I'm not really sure what THAT looks like, but I like that a renewed focus on blogging gives me at least one outlet for this aptitude. (PLUS, I finally figured out how to get some photos in here, so there will be a little bit more of a visual break. Yay!)
It is hard to explain to people what the aptitude testing is and why I wanted to do it. To be honest, it didn't really tell me anything that I didn't already know about myself to some extent -- particularly the things I lack an aptitude for. (There is something called Memory for Design which basically directly explains why I cannot remember directions to save my life.) It helped me to confirm that the things I have always wanted to do and strived to do are within my wheelhouse and why I am interested in doing them. It helped me embrace my strengths and forgive myself for the things I don't excel in.

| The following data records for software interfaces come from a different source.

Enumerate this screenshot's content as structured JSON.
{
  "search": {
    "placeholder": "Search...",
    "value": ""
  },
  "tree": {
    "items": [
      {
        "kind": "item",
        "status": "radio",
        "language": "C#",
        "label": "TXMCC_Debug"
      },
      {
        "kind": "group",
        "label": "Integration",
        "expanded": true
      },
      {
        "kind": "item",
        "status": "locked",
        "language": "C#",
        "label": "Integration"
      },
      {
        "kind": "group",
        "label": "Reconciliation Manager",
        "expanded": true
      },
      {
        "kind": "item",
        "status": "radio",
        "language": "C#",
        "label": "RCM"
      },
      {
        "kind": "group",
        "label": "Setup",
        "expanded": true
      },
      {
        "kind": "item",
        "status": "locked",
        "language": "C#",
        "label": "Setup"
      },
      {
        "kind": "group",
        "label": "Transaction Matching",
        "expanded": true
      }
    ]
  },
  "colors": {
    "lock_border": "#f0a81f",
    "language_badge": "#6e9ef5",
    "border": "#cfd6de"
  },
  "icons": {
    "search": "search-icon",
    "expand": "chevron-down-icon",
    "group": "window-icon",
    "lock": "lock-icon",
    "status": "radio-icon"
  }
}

If you have the financial ability to send your children to do this, I HIGHLY encourage this. Sometime in high school is most ideal, but even in the first year of college. It's going to help them get pointed in a direction of a career where they will likely feel fulfilled, and isn't that what it's all about?
Off to watch the second half of the stupid bowl --